BEGIN

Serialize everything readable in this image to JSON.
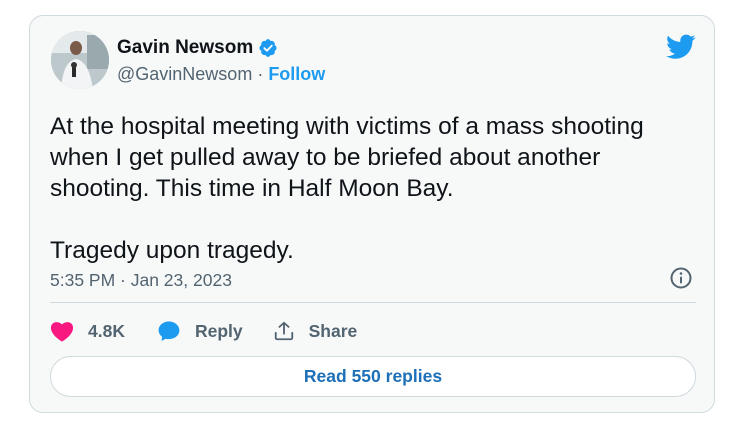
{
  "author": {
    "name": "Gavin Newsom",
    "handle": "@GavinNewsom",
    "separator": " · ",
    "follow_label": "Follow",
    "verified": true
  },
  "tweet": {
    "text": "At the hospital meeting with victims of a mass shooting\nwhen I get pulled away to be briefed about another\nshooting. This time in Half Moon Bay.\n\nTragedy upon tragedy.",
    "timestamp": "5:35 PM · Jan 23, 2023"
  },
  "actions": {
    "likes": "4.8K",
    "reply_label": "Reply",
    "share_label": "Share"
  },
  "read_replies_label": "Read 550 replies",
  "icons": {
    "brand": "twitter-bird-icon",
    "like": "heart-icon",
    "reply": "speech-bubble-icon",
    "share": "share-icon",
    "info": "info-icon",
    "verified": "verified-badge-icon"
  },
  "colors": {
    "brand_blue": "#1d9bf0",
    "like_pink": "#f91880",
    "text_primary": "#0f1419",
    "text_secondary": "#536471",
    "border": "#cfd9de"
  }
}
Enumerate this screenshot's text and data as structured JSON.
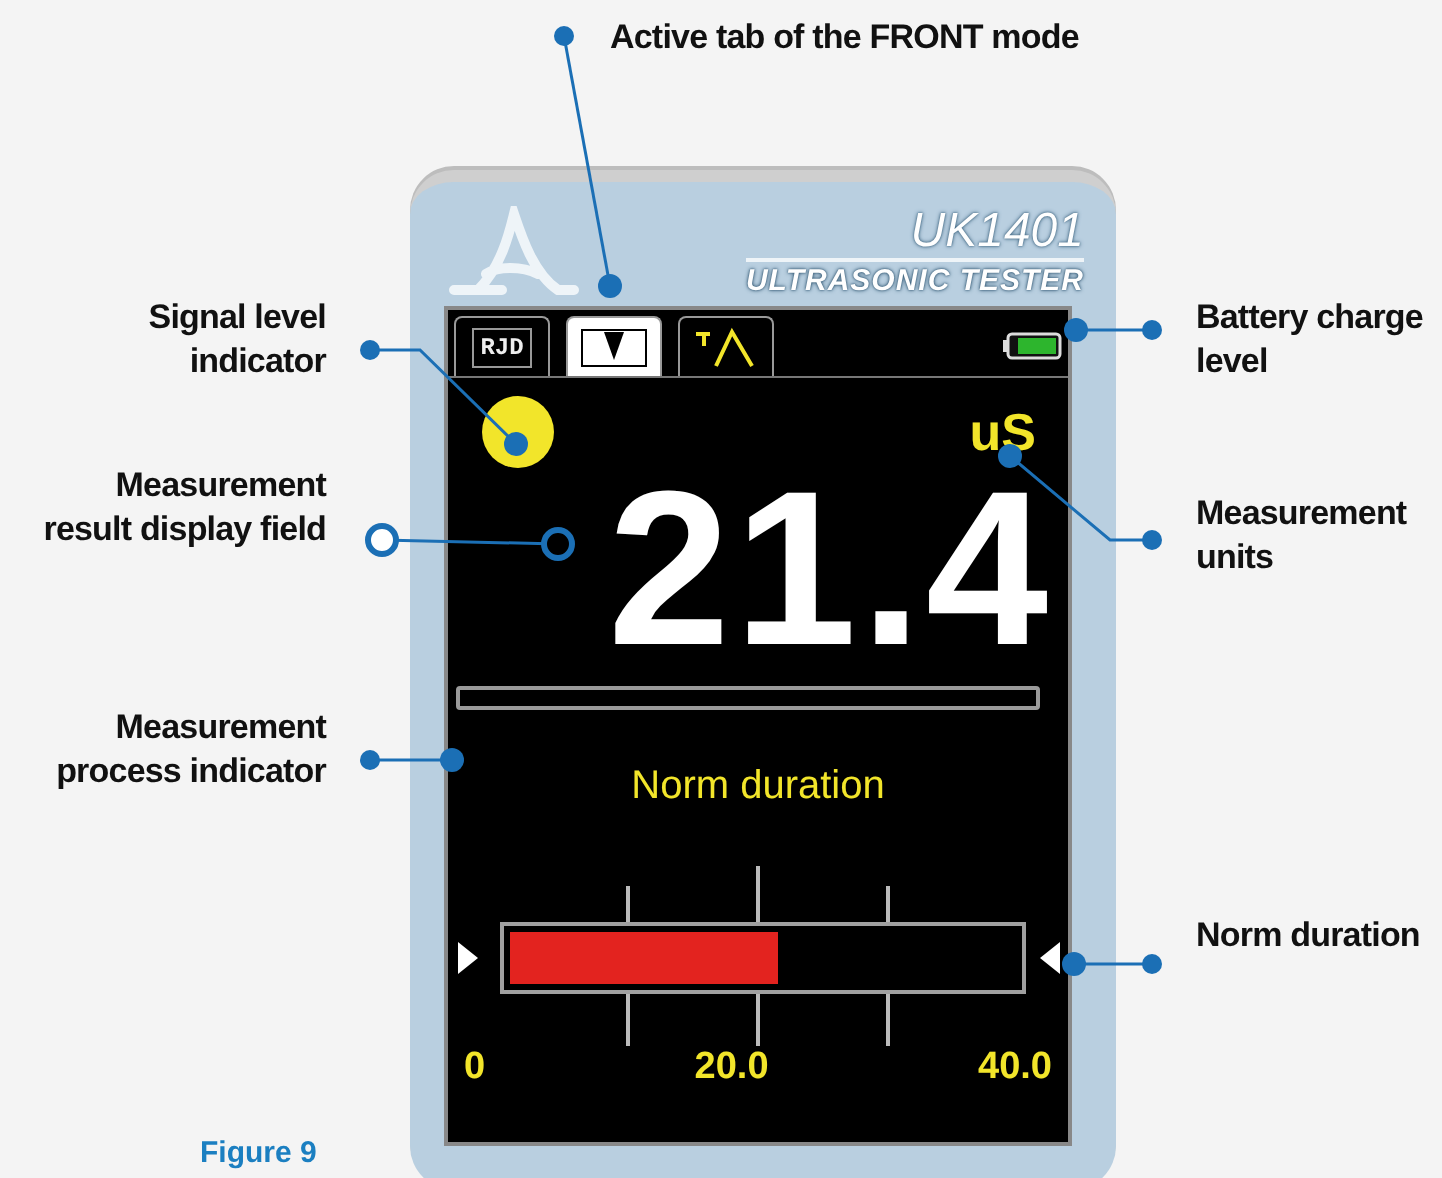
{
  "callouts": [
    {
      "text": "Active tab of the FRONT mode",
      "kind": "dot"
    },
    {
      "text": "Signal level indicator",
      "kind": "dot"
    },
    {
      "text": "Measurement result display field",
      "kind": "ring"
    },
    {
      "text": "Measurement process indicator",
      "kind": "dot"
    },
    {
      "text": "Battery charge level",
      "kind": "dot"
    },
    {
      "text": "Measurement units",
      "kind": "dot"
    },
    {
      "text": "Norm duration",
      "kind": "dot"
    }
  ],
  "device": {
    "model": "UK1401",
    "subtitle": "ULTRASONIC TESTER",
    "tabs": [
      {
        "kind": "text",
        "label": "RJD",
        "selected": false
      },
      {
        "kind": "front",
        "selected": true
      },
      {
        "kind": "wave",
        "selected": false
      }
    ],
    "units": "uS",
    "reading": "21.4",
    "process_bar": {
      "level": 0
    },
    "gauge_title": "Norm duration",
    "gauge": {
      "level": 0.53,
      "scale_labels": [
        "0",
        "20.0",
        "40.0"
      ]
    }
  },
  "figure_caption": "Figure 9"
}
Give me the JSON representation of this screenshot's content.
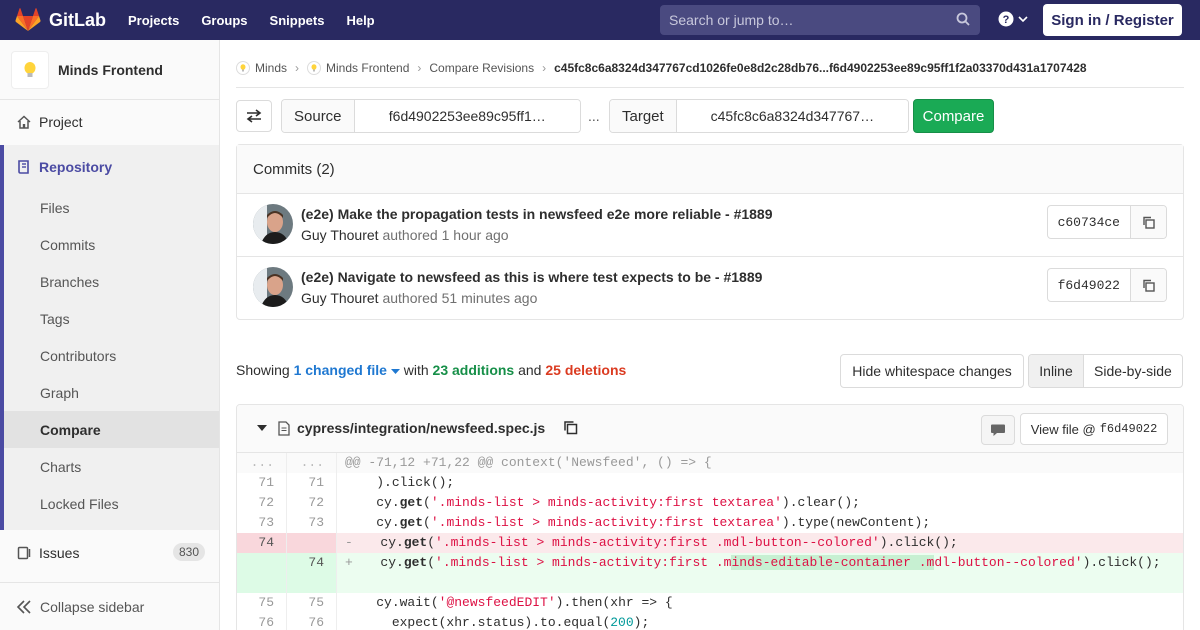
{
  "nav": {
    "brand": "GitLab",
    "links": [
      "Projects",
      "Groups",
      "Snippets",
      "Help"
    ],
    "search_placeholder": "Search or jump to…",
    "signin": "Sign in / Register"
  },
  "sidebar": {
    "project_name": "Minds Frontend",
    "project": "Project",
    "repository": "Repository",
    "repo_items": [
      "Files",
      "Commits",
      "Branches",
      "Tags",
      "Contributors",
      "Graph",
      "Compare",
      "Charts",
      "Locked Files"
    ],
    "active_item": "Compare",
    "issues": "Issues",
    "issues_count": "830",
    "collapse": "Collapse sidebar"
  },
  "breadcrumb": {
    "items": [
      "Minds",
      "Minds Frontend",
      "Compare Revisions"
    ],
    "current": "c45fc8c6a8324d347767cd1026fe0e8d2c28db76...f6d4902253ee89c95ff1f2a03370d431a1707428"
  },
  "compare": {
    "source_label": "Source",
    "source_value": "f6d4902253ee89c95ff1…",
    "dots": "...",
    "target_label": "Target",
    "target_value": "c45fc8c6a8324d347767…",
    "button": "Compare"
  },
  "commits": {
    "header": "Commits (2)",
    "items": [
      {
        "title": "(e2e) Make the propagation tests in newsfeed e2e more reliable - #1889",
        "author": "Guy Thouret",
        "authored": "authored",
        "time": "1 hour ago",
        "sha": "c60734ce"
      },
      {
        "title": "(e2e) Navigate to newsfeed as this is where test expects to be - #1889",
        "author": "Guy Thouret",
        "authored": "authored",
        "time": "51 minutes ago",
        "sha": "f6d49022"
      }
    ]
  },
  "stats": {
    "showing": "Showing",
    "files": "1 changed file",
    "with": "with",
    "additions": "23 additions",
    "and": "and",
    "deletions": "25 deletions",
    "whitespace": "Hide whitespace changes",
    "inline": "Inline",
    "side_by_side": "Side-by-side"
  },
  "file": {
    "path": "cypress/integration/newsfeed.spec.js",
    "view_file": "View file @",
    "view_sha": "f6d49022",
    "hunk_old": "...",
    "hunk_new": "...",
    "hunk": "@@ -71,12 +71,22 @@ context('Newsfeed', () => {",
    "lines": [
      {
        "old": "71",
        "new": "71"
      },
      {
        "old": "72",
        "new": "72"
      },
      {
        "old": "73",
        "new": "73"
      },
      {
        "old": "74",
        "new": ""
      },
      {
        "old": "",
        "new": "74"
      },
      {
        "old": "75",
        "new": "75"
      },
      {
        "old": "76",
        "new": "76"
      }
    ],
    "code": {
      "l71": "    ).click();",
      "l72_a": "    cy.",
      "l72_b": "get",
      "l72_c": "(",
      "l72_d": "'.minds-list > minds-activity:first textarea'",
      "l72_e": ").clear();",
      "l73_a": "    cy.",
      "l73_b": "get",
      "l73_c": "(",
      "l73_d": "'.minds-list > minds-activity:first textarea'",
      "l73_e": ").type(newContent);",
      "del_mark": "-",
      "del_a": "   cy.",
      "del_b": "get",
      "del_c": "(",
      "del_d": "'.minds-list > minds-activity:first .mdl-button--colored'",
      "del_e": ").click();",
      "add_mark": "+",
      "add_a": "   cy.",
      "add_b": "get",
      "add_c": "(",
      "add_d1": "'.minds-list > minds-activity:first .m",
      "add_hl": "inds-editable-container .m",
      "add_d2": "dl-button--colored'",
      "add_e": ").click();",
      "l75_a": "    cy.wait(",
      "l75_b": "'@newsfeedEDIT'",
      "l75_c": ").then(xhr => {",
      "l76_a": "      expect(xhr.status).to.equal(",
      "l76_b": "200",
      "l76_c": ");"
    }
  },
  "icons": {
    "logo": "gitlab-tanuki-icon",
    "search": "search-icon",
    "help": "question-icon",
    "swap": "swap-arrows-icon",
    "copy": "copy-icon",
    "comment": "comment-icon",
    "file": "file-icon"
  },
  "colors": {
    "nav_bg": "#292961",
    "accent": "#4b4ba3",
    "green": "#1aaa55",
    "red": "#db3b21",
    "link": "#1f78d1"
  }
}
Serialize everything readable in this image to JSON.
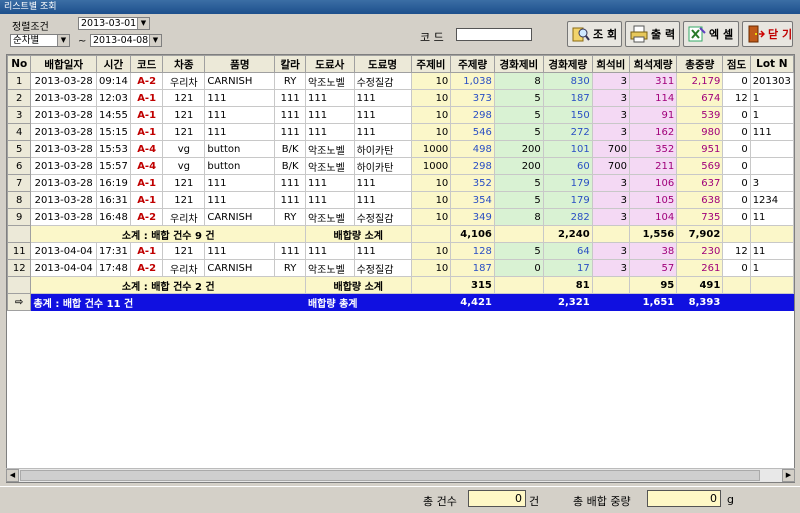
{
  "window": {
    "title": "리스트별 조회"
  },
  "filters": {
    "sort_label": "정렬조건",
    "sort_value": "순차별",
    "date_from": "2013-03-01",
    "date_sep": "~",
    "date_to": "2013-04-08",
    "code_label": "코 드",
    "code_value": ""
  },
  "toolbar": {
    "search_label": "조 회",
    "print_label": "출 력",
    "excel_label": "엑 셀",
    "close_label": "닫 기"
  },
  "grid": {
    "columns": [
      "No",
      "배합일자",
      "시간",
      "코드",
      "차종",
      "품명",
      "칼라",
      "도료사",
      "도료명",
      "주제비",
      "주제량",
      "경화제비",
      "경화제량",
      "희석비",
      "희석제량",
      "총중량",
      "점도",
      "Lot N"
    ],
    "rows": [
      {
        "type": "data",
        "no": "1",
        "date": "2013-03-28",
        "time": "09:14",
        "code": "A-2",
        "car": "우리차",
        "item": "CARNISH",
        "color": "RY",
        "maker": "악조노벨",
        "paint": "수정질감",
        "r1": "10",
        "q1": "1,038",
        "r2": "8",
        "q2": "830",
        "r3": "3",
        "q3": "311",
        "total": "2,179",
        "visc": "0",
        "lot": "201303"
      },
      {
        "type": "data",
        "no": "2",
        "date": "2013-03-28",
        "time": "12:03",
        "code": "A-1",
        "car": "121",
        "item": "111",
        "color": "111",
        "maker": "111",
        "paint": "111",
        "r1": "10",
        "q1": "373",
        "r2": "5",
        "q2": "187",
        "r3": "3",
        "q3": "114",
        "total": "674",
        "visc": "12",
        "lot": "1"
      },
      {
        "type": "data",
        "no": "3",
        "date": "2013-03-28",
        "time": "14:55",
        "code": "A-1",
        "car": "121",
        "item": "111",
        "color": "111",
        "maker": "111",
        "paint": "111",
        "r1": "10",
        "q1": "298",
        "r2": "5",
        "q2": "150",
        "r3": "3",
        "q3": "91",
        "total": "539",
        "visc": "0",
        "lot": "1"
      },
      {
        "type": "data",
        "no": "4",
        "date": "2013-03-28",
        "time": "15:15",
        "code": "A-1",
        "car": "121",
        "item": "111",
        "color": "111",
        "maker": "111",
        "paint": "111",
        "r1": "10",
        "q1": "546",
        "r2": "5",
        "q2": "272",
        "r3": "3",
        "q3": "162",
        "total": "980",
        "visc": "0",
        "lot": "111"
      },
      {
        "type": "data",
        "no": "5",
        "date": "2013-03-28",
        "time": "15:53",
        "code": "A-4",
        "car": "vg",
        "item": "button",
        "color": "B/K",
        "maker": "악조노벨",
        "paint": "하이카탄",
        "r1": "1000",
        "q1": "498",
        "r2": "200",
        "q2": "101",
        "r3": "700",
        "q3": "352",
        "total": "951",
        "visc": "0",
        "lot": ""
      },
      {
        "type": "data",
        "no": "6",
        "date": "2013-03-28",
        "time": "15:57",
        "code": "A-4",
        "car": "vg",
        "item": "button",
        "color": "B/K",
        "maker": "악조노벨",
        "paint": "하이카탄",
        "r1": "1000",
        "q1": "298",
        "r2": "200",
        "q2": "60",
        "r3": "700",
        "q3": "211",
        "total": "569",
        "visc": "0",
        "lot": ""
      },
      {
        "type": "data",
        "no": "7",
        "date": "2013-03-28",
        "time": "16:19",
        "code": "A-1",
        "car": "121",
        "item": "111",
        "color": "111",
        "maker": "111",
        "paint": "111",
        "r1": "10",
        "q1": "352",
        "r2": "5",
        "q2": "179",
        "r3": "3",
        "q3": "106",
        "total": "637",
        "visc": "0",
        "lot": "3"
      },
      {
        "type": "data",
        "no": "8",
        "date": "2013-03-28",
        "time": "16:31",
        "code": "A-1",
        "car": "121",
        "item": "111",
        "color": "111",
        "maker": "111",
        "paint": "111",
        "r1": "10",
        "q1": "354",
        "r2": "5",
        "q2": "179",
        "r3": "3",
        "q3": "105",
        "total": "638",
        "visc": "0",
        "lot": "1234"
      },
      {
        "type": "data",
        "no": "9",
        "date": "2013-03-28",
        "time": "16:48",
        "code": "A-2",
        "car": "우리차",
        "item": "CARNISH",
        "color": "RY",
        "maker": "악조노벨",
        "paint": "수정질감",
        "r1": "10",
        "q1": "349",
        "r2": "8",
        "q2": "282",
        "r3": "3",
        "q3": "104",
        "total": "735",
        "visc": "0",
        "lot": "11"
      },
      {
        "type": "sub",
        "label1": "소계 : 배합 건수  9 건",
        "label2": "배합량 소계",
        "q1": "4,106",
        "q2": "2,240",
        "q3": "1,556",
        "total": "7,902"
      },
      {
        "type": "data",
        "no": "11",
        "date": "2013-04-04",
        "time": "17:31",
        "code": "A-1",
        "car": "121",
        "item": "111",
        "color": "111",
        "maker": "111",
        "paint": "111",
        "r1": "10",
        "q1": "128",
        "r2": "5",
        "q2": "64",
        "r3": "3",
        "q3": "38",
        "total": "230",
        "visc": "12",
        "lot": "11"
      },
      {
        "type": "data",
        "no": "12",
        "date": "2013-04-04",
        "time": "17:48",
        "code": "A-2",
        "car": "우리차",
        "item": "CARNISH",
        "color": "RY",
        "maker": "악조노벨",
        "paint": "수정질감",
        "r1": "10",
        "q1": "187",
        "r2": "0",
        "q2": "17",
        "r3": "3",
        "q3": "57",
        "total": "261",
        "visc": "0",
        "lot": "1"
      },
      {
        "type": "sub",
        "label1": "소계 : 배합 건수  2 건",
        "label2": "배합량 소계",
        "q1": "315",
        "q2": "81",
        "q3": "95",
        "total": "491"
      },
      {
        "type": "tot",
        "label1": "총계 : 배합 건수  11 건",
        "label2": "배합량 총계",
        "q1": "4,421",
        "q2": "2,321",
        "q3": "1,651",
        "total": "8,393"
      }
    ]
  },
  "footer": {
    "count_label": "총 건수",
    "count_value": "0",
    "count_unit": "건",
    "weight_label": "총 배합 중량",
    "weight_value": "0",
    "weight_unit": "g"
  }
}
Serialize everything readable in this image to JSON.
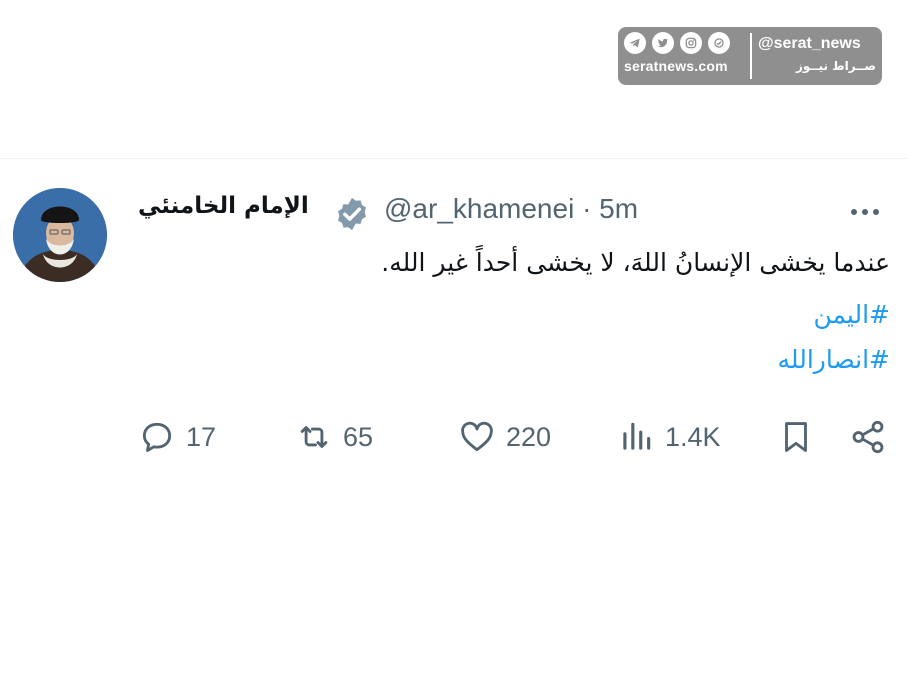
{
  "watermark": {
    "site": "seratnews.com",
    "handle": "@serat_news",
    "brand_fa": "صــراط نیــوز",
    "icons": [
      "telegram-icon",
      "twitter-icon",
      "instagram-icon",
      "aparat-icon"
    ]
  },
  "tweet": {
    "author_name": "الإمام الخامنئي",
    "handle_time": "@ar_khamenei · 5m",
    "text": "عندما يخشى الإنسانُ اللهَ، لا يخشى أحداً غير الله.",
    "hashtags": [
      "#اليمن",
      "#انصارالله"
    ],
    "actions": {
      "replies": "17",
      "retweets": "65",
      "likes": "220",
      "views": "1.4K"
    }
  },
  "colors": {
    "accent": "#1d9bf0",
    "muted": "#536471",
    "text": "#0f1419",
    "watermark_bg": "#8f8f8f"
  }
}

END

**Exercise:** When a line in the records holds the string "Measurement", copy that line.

**Task solution:**
      "text": "Measurement result display field",
      "text": "Measurement process indicator",
      "text": "Measurement units",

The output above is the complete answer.